Exercise description:
Tally the lines in the records underneath that contain the string "icon", and state the figure by itself.

Available data:
▼

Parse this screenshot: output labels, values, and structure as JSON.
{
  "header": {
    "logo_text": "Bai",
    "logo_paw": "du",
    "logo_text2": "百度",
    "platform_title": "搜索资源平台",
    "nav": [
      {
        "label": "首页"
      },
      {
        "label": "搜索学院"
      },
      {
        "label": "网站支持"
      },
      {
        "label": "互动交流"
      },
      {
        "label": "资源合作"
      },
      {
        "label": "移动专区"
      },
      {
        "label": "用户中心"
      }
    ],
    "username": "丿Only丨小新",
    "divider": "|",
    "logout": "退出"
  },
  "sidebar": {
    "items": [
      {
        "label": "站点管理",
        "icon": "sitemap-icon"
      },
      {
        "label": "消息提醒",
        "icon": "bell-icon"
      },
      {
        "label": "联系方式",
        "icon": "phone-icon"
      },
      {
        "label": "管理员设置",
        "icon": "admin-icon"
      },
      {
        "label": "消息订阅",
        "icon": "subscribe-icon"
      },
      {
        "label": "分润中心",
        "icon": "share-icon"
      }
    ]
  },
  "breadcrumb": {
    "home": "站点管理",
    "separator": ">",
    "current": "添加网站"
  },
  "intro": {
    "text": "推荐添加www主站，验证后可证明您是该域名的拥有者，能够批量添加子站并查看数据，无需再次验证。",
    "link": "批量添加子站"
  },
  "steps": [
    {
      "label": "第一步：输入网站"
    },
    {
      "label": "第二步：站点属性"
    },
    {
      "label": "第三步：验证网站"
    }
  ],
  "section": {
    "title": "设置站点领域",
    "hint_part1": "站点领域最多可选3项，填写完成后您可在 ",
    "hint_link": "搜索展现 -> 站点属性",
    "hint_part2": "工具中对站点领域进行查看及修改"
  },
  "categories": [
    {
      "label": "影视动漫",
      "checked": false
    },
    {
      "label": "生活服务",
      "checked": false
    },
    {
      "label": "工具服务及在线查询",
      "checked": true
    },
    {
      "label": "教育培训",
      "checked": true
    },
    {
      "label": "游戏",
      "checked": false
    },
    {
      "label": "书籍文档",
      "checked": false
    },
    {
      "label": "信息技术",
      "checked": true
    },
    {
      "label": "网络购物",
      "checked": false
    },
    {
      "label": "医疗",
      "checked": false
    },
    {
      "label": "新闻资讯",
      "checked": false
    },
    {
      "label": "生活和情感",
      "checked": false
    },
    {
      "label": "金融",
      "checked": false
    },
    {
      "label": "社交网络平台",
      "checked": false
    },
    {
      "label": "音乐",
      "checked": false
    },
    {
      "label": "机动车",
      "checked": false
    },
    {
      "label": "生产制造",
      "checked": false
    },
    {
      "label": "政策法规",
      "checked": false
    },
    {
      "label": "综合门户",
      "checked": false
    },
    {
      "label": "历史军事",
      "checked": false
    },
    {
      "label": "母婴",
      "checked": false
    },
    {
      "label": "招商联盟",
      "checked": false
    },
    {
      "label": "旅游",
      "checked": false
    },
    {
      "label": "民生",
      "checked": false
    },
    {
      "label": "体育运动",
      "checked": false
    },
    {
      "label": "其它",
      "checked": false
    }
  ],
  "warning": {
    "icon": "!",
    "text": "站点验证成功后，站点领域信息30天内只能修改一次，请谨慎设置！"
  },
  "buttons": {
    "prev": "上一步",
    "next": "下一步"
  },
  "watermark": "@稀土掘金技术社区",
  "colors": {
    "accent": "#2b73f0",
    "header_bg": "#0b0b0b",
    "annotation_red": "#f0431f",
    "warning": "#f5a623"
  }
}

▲

Response for this exercise:
7